Troll is a 1986 American fantasy horror film directed by John Carl Buechler and written by Ed Naha. The film follows a family who moves into a new apartment building, only to discover that it is infested with trolls.
The film stars Noah Hathaway, Michael Moriarty, and Shelley Hack as members of the family who must battle the trolls in order to survive. The trolls are portrayed by a combination of puppets and actors in costume, and they are designed to be grotesque and menacing.
The story begins when the family, consisting of father Harry Potter, mother Anne, and children Wendy and Elliot, moves into a new apartment building in San Francisco. They are welcomed by the building’s caretaker, Mr. Oakland, who is friendly and helpful.
However, they soon discover that the building is infested with trolls, who live in the basement and emerge at night to attack the residents. The trolls are led by a particularly large and powerful troll named Torok, who is able to control the other trolls with his mind.
The family initially tries to ignore the trolls, but they quickly become more aggressive and difficult to ignore. Anne is particularly disturbed by the trolls, and she becomes increasingly paranoid and isolated.
Meanwhile, Harry and Wendy become friends with a young girl named Eunice St. Clair, who lives in the building and is also being terrorized by the trolls. Together, they set out to defeat the trolls and save their families.
Troll is a low-budget B-movie that has gained a cult following due to its campy and over-the-top portrayal of trolls. The film’s special effects and creature designs are dated and somewhat cheesy, but they are also memorable and entertaining.
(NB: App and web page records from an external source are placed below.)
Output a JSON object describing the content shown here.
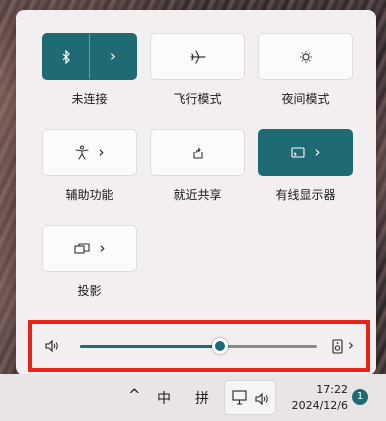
{
  "quick_settings": {
    "tiles": [
      {
        "label": "未连接",
        "icon": "bluetooth-icon",
        "state": "on",
        "has_chevron": true
      },
      {
        "label": "飞行模式",
        "icon": "airplane-icon",
        "state": "off",
        "has_chevron": false
      },
      {
        "label": "夜间模式",
        "icon": "brightness-icon",
        "state": "off",
        "has_chevron": false
      },
      {
        "label": "辅助功能",
        "icon": "accessibility-icon",
        "state": "off",
        "has_chevron": true
      },
      {
        "label": "就近共享",
        "icon": "share-icon",
        "state": "off",
        "has_chevron": false
      },
      {
        "label": "有线显示器",
        "icon": "cast-icon",
        "state": "on",
        "has_chevron": true
      },
      {
        "label": "投影",
        "icon": "project-icon",
        "state": "off",
        "has_chevron": true
      }
    ],
    "volume": {
      "level_fraction": 0.59,
      "speaker_icon": "speaker-icon",
      "output_icon": "audio-output-icon"
    }
  },
  "taskbar": {
    "show_hidden_icons": "^",
    "ime_mode": "中",
    "ime_name": "拼",
    "time": "17:22",
    "date": "2024/12/6",
    "notification_count": "1"
  },
  "colors": {
    "accent": "#1e6b73",
    "highlight": "#e8231a"
  }
}
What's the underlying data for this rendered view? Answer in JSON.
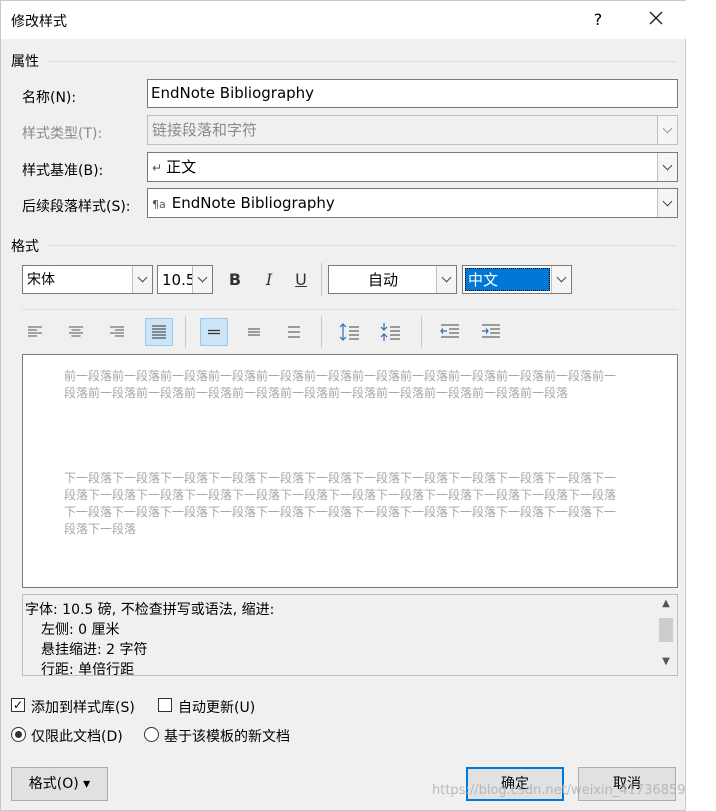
{
  "window": {
    "title": "修改样式",
    "help": "?",
    "close": "✕"
  },
  "properties": {
    "section": "属性",
    "name_label": "名称(N):",
    "name_value": "EndNote Bibliography",
    "type_label": "样式类型(T):",
    "type_value": "链接段落和字符",
    "based_label": "样式基准(B):",
    "based_value": "正文",
    "based_icon": "↵",
    "next_label": "后续段落样式(S):",
    "next_value": "EndNote Bibliography",
    "next_icon": "¶a"
  },
  "format": {
    "section": "格式",
    "font": "宋体",
    "size": "10.5",
    "bold": "B",
    "italic": "I",
    "underline": "U",
    "color": "自动",
    "script": "中文"
  },
  "preview": {
    "prev_para": "前一段落前一段落前一段落前一段落前一段落前一段落前一段落前一段落前一段落前一段落前一段落前一段落前一段落前一段落前一段落前一段落前一段落前一段落前一段落前一段落前一段落前一段落",
    "next_para": "下一段落下一段落下一段落下一段落下一段落下一段落下一段落下一段落下一段落下一段落下一段落下一段落下一段落下一段落下一段落下一段落下一段落下一段落下一段落下一段落下一段落下一段落下一段落下一段落下一段落下一段落下一段落下一段落下一段落下一段落下一段落下一段落下一段落下一段落下一段落下一段落"
  },
  "description": {
    "line1": "字体: 10.5 磅, 不检查拼写或语法, 缩进:",
    "line2": "左侧:  0 厘米",
    "line3": "悬挂缩进: 2 字符",
    "line4": "行距: 单倍行距"
  },
  "options": {
    "add_to_gallery": "添加到样式库(S)",
    "add_to_gallery_checked": true,
    "auto_update": "自动更新(U)",
    "auto_update_checked": false,
    "this_doc_only": "仅限此文档(D)",
    "new_docs": "基于该模板的新文档"
  },
  "buttons": {
    "format": "格式(O) ▾",
    "ok": "确定",
    "cancel": "取消"
  },
  "watermark": "https://blog.csdn.net/weixin_41736859"
}
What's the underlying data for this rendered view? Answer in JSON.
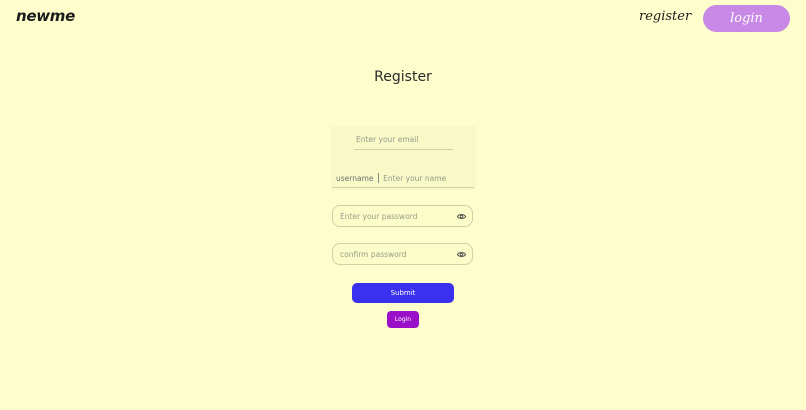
{
  "header": {
    "logo": "newme",
    "register_link": "register",
    "login_button": "login"
  },
  "form": {
    "title": "Register",
    "email_placeholder": "Enter your email",
    "username_prefix": "username",
    "name_placeholder": "Enter your name",
    "password_placeholder": "Enter your password",
    "confirm_password_placeholder": "confirm password",
    "submit_label": "Submit",
    "login_label": "Login"
  },
  "icons": {
    "password_toggle": "eye-icon"
  },
  "colors": {
    "background": "#fdfecb",
    "nav_login": "#c888e6",
    "submit": "#3a30ef",
    "login": "#9a10c9"
  }
}
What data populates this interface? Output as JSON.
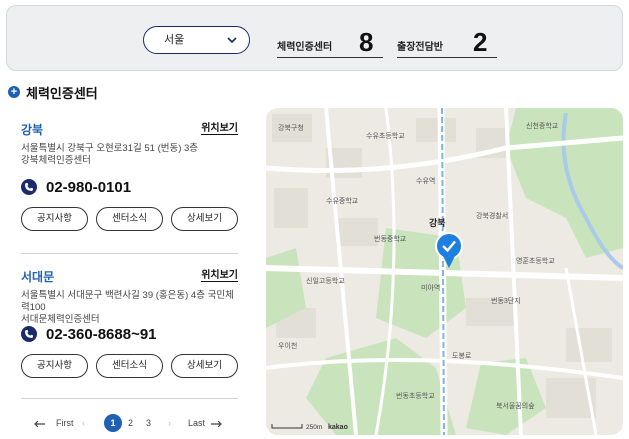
{
  "filter": {
    "region": "서울",
    "stats": [
      {
        "label": "체력인증센터",
        "value": "8"
      },
      {
        "label": "출장전담반",
        "value": "2"
      }
    ]
  },
  "section_title": "체력인증센터",
  "centers": [
    {
      "name": "강북",
      "location_link": "위치보기",
      "address_line1": "서울특별시 강북구 오현로31길 51 (번동) 3층",
      "address_line2": "강북체력인증센터",
      "phone": "02-980-0101",
      "buttons": [
        "공지사항",
        "센터소식",
        "상세보기"
      ]
    },
    {
      "name": "서대문",
      "location_link": "위치보기",
      "address_line1": "서울특별시 서대문구 백련사길 39 (홍은동) 4층 국민체력100",
      "address_line2": "서대문체력인증센터",
      "phone": "02-360-8688~91",
      "buttons": [
        "공지사항",
        "센터소식",
        "상세보기"
      ]
    }
  ],
  "pagination": {
    "first": "First",
    "pages": [
      "1",
      "2",
      "3"
    ],
    "current": "1",
    "last": "Last"
  },
  "map": {
    "marker_label": "강북",
    "scale_label": "250m",
    "provider": "kakao",
    "labels": [
      "강북구청",
      "수유초등학교",
      "수유역",
      "수유중학교",
      "번동중학교",
      "강북경찰서",
      "미아역",
      "신일고등학교",
      "번동3단지",
      "도봉로",
      "신천중학교",
      "영훈초등학교",
      "우이천",
      "번동초등학교",
      "북서울꿈의숲"
    ],
    "colors": {
      "marker": "#1f7fe0",
      "park": "#c9e4bd",
      "road": "#ffffff",
      "rail": "#7fb3ea"
    }
  },
  "icons": [
    "plus-icon",
    "chevron-down-icon",
    "phone-icon",
    "check-marker-icon",
    "arrow-left-icon",
    "arrow-right-icon"
  ]
}
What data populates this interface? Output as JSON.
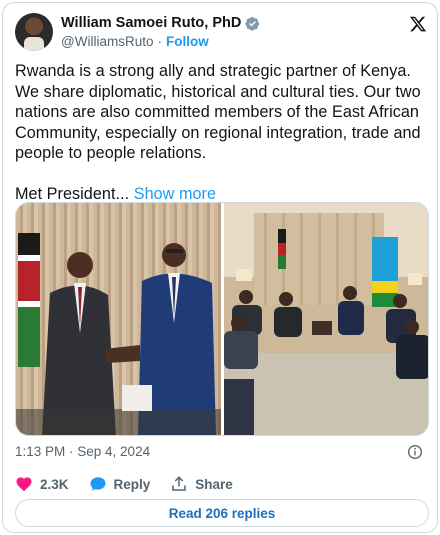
{
  "author": {
    "display_name": "William Samoei Ruto, PhD",
    "handle": "@WilliamsRuto",
    "separator": "·",
    "follow_label": "Follow"
  },
  "tweet": {
    "paragraph_1": "Rwanda is a strong ally and strategic partner of Kenya. We share diplomatic, historical and cultural ties. Our two nations are also  committed members of the East African Community, especially on regional integration, trade and people to people relations.",
    "paragraph_2_text": "Met President... ",
    "show_more_label": "Show more"
  },
  "meta": {
    "timestamp": "1:13 PM · Sep 4, 2024"
  },
  "actions": {
    "like_count": "2.3K",
    "reply_label": "Reply",
    "share_label": "Share"
  },
  "read_replies_label": "Read 206 replies",
  "colors": {
    "accent_blue": "#1d9bf0",
    "like_pink": "#f91880",
    "text_primary": "#0f1419",
    "text_secondary": "#536471",
    "border": "#cfd9de"
  },
  "icons": {
    "verified": "verified-badge-icon",
    "platform": "x-logo-icon",
    "info": "info-icon",
    "like": "heart-icon",
    "reply": "speech-bubble-icon",
    "share": "share-icon"
  }
}
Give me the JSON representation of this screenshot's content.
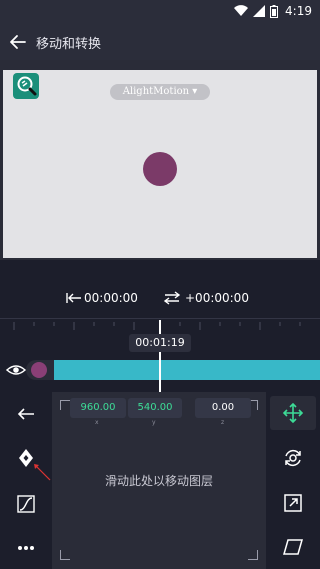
{
  "status_bar": {
    "time": "4:19",
    "icons": [
      "wifi-icon",
      "signal-icon",
      "battery-icon"
    ]
  },
  "app_bar": {
    "title": "移动和转换",
    "back_icon": "back-arrow-icon"
  },
  "preview": {
    "watermark": "AlightMotion ▾"
  },
  "timing": {
    "start_time": "00:00:00",
    "relative_time": "+00:00:00",
    "playhead_time": "00:01:19"
  },
  "transform_panel": {
    "x_value": "960.00",
    "x_label": "x",
    "y_value": "540.00",
    "y_label": "y",
    "z_value": "0.00",
    "z_label": "z",
    "hint": "滑动此处以移动图层"
  },
  "colors": {
    "accent": "#38b8c8",
    "value_green": "#3ddc97",
    "layer_color": "#7b3a68",
    "background": "#1c1e2b"
  }
}
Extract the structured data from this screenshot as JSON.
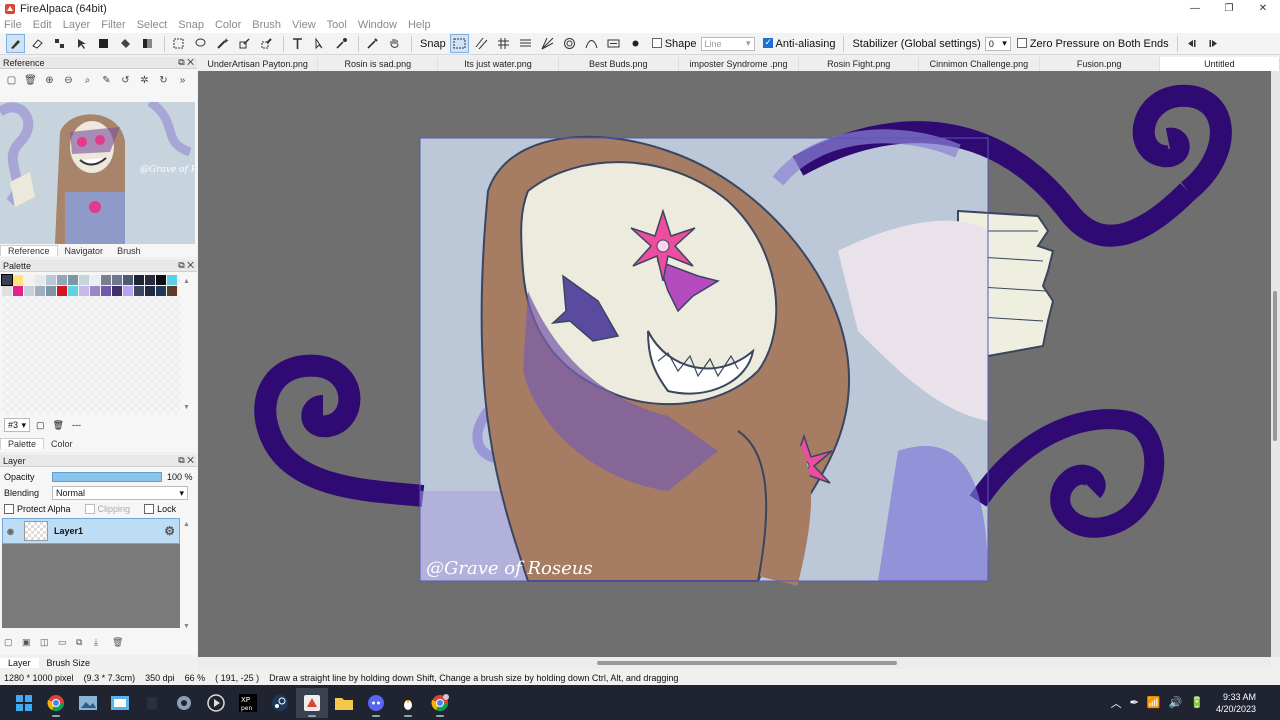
{
  "window": {
    "title": "FireAlpaca (64bit)",
    "controls": [
      "—",
      "❐",
      "✕"
    ]
  },
  "menu": [
    "File",
    "Edit",
    "Layer",
    "Filter",
    "Select",
    "Snap",
    "Color",
    "Brush",
    "View",
    "Tool",
    "Window",
    "Help"
  ],
  "toolbar": {
    "snap_label": "Snap",
    "shape_label": "Shape",
    "shape_value": "Line",
    "antialias_label": "Anti-aliasing",
    "stabilizer_label": "Stabilizer (Global settings)",
    "stabilizer_value": "0",
    "zero_pressure_label": "Zero Pressure on Both Ends"
  },
  "reference_panel": {
    "title": "Reference",
    "tabs": [
      "Reference",
      "Navigator",
      "Brush"
    ],
    "image_watermark": "@Grave of Roseus"
  },
  "palette_panel": {
    "title": "Palette",
    "tabs": [
      "Palette",
      "Color"
    ],
    "palette_number": "#3",
    "dash": "---",
    "swatches": [
      "#3a3f52",
      "#ffe27a",
      "#f2f2f2",
      "#e8e8e8",
      "#b8c8d4",
      "#8fa7b8",
      "#7c96a8",
      "#c8d4dc",
      "#e9eff3",
      "#7a7f92",
      "#6b7a8e",
      "#4d5a70",
      "#1d2534",
      "#2a2a3a",
      "#0d0d12",
      "#5ad0e6",
      "#e0e0e0",
      "#e8208e",
      "#c4d0da",
      "#9db0c0",
      "#7e93a6",
      "#d4141e",
      "#5fd4e0",
      "#c7b8e8",
      "#9987c8",
      "#6e5aa8",
      "#402e6e",
      "#b9a2f0",
      "#3a4660",
      "#1f2a44",
      "#243656",
      "#5c3a24"
    ]
  },
  "layer_panel": {
    "title": "Layer",
    "opacity_label": "Opacity",
    "opacity_value": "100 %",
    "opacity_fraction": 1.0,
    "blending_label": "Blending",
    "blending_value": "Normal",
    "protect_alpha_label": "Protect Alpha",
    "clipping_label": "Clipping",
    "lock_label": "Lock",
    "layer_name": "Layer1"
  },
  "bottom_tabs": [
    "Layer",
    "Brush Size"
  ],
  "doc_tabs": [
    "UnderArtisan Payton.png",
    "Rosin is sad.png",
    "Its just water.png",
    "Best Buds.png",
    "imposter Syndrome .png",
    "Rosin Fight.png",
    "Cinnimon Challenge.png",
    "Fusion.png",
    "Untitled"
  ],
  "active_doc_tab": "Untitled",
  "canvas": {
    "watermark": "@Grave of Roseus"
  },
  "status": {
    "size": "1280 * 1000 pixel",
    "dimensions": "(9.3 * 7.3cm)",
    "dpi": "350 dpi",
    "zoom": "66 %",
    "cursor": "( 191, -25 )",
    "hint": "Draw a straight line by holding down Shift, Change a brush size by holding down Ctrl, Alt, and dragging"
  },
  "taskbar": {
    "time": "9:33 AM",
    "date": "4/20/2023",
    "apps": [
      "start-icon",
      "chrome-icon",
      "photos-icon",
      "mail-icon",
      "blank-app-icon",
      "settings-icon",
      "media-player-icon",
      "xp-pen-icon",
      "steam-icon",
      "firealpaca-icon",
      "file-explorer-icon",
      "discord-icon",
      "penguin-app-icon",
      "chrome-profile-icon"
    ]
  }
}
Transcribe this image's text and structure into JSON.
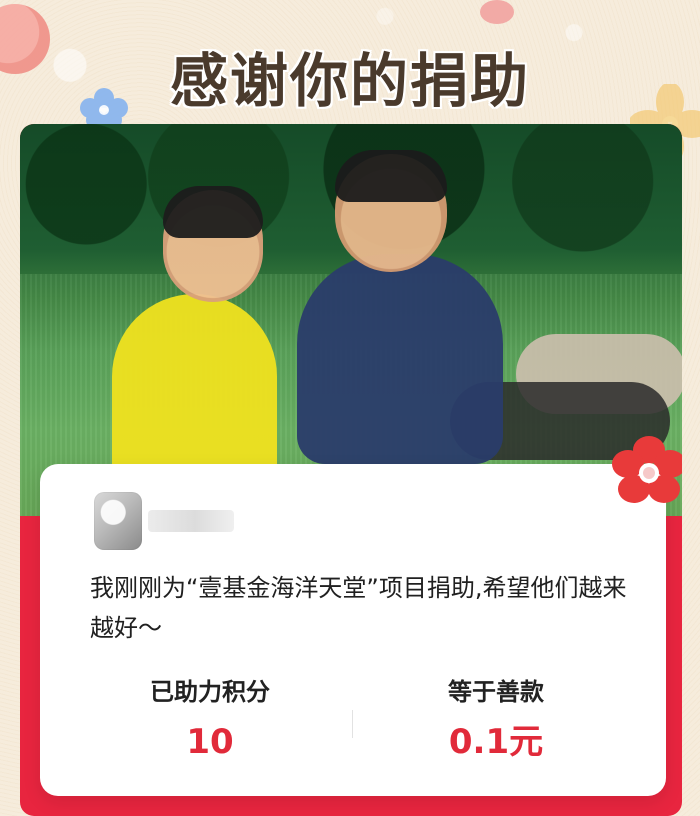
{
  "title": "感谢你的捐助",
  "card": {
    "message": "我刚刚为“壹基金海洋天堂”项目捐助,希望他们越来越好～",
    "stats": {
      "left": {
        "label": "已助力积分",
        "value": "10"
      },
      "right": {
        "label": "等于善款",
        "value": "0.1元"
      }
    }
  },
  "colors": {
    "frame_red": "#e8253f",
    "accent_red": "#e12a3a",
    "title_brown": "#4a3a2c",
    "background": "#f6ecdc"
  }
}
The acting is also somewhat uneven, with some wooden performances and over-the-top deliveries.
Despite these flaws, Troll has a certain charm and appeal that has made it a fan favorite. The film’s central premise of a family fighting to survive against a horde of trolls is engaging and suspenseful, and the trolls themselves are genuinely menacing and terrifying. The film also explores themes of family, loyalty, and survival, and it has a satisfying ending that ties up the story’s loose ends.
Overall, Troll is a campy and entertaining B-movie that has gained a devoted cult following due to its unique blend of fantasy, horror, and dark comedy. It may not be a classic, but it is a fun and enjoyable film that is worth checking out for fans of horror and fantasy.
Additionally, Troll has a memorable soundtrack featuring songs by the bands Led Zeppelin and Alice Cooper. The use of these songs adds to the film’s atmosphere and helps to establish its 1980s setting.
Despite its low budget and B-movie status, Troll has been praised by critics for its creative and effective use of special effects and creature designs. The trolls are genuinely creepy and menacing, and their presence adds an element of suspense and fear to the film.
In recent years, Troll has been referenced and parodied in other films and TV shows, further cementing its place in popular culture. It has also been released on Blu-ray and DVD, allowing new audiences to discover and enjoy the film.
In conclusion, Troll is a low-budget B-movie that has gained a cult following due to its unique blend of fantasy, horror, and dark comedy. It may not be a classic, but it is a fun and entertaining film that is worth checking out for fans of horror and fantasy. Its creative use of special effects and creature designs, memorable soundtrack, and engaging storyline make it a worthwhile addition to any horror movie collection.